Print Edition - 2016-12-07 | News
Make drafting of bill transparent: NHRC
Chairman Sharma urges rights defenders and civil society members to be critical about the government instead of transitional justice bodies
Dec 7, 2016-
The National Human Rights Commission (NHRC) has questioned the government intent behind drafting an amendment bill to the transitional justice keeping from the constitutional body that is mandated to advise the government for review of laws and draft bills related to human rights.
Immediately after assuming office in August, Prime Minister Pushpa Kamal Dahal had promised to expedite the transitional justice process by amending the Enforced Disappearances Enquiry, Truth and Reconciliation Commission Act in line with the Supreme Court verdict, international laws and transitional justice norms to deliver justice to the conflict victims.
“The commission has not been informed about the amendment to the act, even after we officially requested the government for the proposed amendment draft,” said NHRC Chairperson Anup Raj Sharma, “Bringing the law discreetly is not democratic practice at all.”
The constitution has made it mandatory for the government to consult with the national rights watchdog for amendment to laws as well as drafting bills relating to human rights. The government has not shared any information with the commission so far--a clear breach of the constitution provision.
The government has been ignoring recommendations made by the constitutional rights body. In 16 years, the commission recommended action in 735 cases of grave human rights violation, of which 105 recommendations have been implemented. All of the implemented cases are related to providing compensation to the victims, but not a single person has been held responsible for serious rights violation.
Speaking at a programme organised by the Amnesty International to mark the 68th International Human Rights Day on Tuesday, Sharma urged rights defenders and civil society members to be critical about the government instead of the transitional justice bodies.
“When the government does not streamline the acts, denies adequate budget and staff, limiting the scope for the transitional justice commissions, I don’t think it is fair to criticise the commissions,” said Sharma. “What could really help is constant pressure to the government for victim centric laws drafted in consultation with rights activists, civil society members, and the commissions.”
Commission of Investigation on Enforced Disappeared Persons Chair Lokendra Mallick said the government should provide legal and logistic support to proceed with the investigation into the complaints received. “The commission was formed to deliver justice to the victims,” said Mallick, “The government should criminalise the act of disappearance.”
The commission has received over 2,800 complaints--double the number registered by the Ministry of Peace and Reconstruction. Since there is no clarity on legal definition of disappearance, the commission has not been able to proceed with the investigation.

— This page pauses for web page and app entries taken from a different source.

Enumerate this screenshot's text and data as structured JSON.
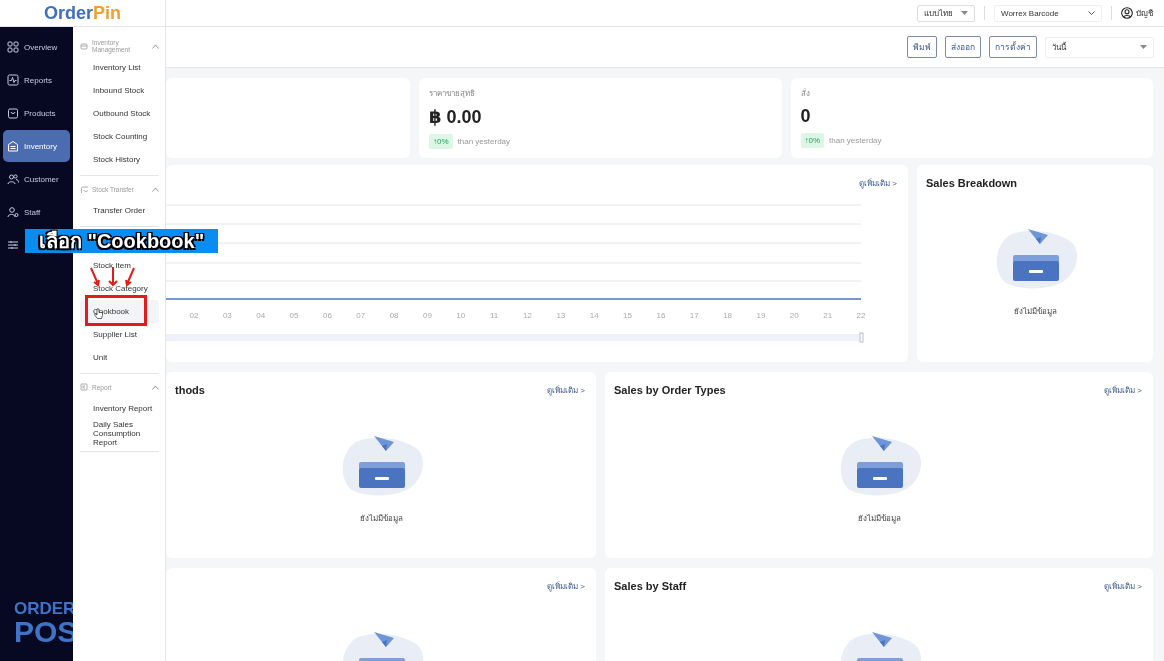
{
  "logo": {
    "word": "Order",
    "accent": "Pin"
  },
  "nav": [
    {
      "label": "Overview",
      "selected": false
    },
    {
      "label": "Reports",
      "selected": false
    },
    {
      "label": "Products",
      "selected": false
    },
    {
      "label": "Inventory",
      "selected": true
    },
    {
      "label": "Customer",
      "selected": false
    },
    {
      "label": "Staff",
      "selected": false
    },
    {
      "selected": false
    }
  ],
  "footer_logo": {
    "top": "ORDER",
    "bottom": "POS"
  },
  "submenu": {
    "groups": [
      {
        "title": "Inventory Management",
        "expanded": true,
        "items": [
          {
            "label": "Inventory List",
            "selected": false
          },
          {
            "label": "Inbound Stock",
            "selected": false
          },
          {
            "label": "Outbound Stock",
            "selected": false
          },
          {
            "label": "Stock Counting",
            "selected": false
          },
          {
            "label": "Stock History",
            "selected": false
          }
        ]
      },
      {
        "title": "Stock Transfer",
        "expanded": true,
        "items": [
          {
            "label": "Transfer Order",
            "selected": false
          }
        ]
      },
      {
        "items": [
          {
            "label": "Stock Item",
            "selected": false
          },
          {
            "label": "Stock Category",
            "selected": false
          },
          {
            "label": "Cookbook",
            "selected": true
          },
          {
            "label": "Supplier List",
            "selected": false
          },
          {
            "label": "Unit",
            "selected": false
          }
        ]
      },
      {
        "title": "Report",
        "expanded": true,
        "items": [
          {
            "label": "Inventory Report",
            "selected": false
          },
          {
            "label": "Daily Sales Consumption Report",
            "selected": false
          }
        ]
      }
    ]
  },
  "topbar": {
    "language": "แบบไทย",
    "store": "Worrex Barcode",
    "account": "บัญชี"
  },
  "toolbar": {
    "buttons": [
      "พิมพ์",
      "ส่งออก",
      "การตั้งค่า"
    ],
    "period": "วันนี้"
  },
  "stats": [
    {
      "kind": "blank"
    },
    {
      "kind": "metric",
      "label": "ราคาขายสุทธิ",
      "value": "฿ 0.00",
      "change": "↑0%",
      "note": "than yesterday"
    },
    {
      "kind": "metric",
      "label": "สั่ง",
      "value": "0",
      "change": "↑0%",
      "note": "than yesterday"
    }
  ],
  "sales_chart": {
    "link": "ดูเพิ่มเติม >",
    "x_labels": [
      "02",
      "03",
      "04",
      "05",
      "06",
      "07",
      "08",
      "09",
      "10",
      "11",
      "12",
      "13",
      "14",
      "15",
      "16",
      "17",
      "18",
      "19",
      "20",
      "21",
      "22"
    ]
  },
  "breakdown": {
    "title": "Sales Breakdown",
    "empty_text": "ยังไม่มีข้อมูล"
  },
  "panel_rows": [
    [
      {
        "title": "thods",
        "link": "ดูเพิ่มเติม >",
        "empty_text": "ยังไม่มีข้อมูล"
      },
      {
        "title": "Sales by Order Types",
        "link": "ดูเพิ่มเติม >",
        "empty_text": "ยังไม่มีข้อมูล"
      }
    ],
    [
      {
        "link": "ดูเพิ่มเติม >"
      },
      {
        "title": "Sales by Staff",
        "link": "ดูเพิ่มเติม >"
      }
    ]
  ],
  "caption": {
    "text": "เลือก \"Cookbook\""
  }
}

Manchala Jha, a member of the Truth and Reconciliation Commission, said that the commission is committed to prosecute perpetrators of serious rights violation. “We had forwarded eight-point legal suggestion for legal reforms in the existing law last year, but the government has not responded to it so far,” said Jha.
Jha defended that resignation of the commissioners would not help as they have already registered over 58,000 complaints. “We have made commitment to victims for justice,” said Jha, “It would be helpful if all the stakeholders mount pressure on the government to streamline the legal framework.”
Rights defenders, however, criticised the transitional justice bodies for their abysmal performance in the past. Rights defender Charan Prasai said that the transitional justice commissions failed to win over the victims. “Commissioners either move the process forward or resign,” said Prasai, “Don’t hold the process hostage.”
Published: 07-12-2016 07:38